Website and app data records

>>>

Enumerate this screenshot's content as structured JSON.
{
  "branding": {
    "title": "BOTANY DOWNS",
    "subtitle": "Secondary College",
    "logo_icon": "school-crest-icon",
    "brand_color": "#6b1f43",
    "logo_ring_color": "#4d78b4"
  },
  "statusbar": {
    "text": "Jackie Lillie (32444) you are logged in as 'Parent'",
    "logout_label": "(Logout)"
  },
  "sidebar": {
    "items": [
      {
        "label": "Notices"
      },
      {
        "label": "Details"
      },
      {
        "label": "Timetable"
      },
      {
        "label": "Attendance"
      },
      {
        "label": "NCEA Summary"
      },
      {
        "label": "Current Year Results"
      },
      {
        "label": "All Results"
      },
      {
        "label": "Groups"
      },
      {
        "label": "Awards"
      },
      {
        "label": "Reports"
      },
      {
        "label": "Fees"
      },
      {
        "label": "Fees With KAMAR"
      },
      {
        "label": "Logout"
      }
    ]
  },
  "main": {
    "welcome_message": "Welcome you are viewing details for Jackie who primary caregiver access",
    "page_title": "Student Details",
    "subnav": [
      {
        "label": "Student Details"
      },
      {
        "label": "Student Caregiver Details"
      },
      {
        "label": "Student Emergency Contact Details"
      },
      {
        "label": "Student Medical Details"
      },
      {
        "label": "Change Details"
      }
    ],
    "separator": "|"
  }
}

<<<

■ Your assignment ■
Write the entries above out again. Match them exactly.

■ Answer to the problem ■
Enumerate this screenshot's content as structured JSON.
{
  "branding": {
    "title": "BOTANY DOWNS",
    "subtitle": "Secondary College",
    "logo_icon": "school-crest-icon",
    "brand_color": "#6b1f43",
    "logo_ring_color": "#4d78b4"
  },
  "statusbar": {
    "text": "Jackie Lillie (32444) you are logged in as 'Parent'",
    "logout_label": "(Logout)"
  },
  "sidebar": {
    "items": [
      {
        "label": "Notices"
      },
      {
        "label": "Details"
      },
      {
        "label": "Timetable"
      },
      {
        "label": "Attendance"
      },
      {
        "label": "NCEA Summary"
      },
      {
        "label": "Current Year Results"
      },
      {
        "label": "All Results"
      },
      {
        "label": "Groups"
      },
      {
        "label": "Awards"
      },
      {
        "label": "Reports"
      },
      {
        "label": "Fees"
      },
      {
        "label": "Fees With KAMAR"
      },
      {
        "label": "Logout"
      }
    ]
  },
  "main": {
    "welcome_message": "Welcome you are viewing details for Jackie who primary caregiver access",
    "page_title": "Student Details",
    "subnav": [
      {
        "label": "Student Details"
      },
      {
        "label": "Student Caregiver Details"
      },
      {
        "label": "Student Emergency Contact Details"
      },
      {
        "label": "Student Medical Details"
      },
      {
        "label": "Change Details"
      }
    ],
    "separator": "|"
  }
}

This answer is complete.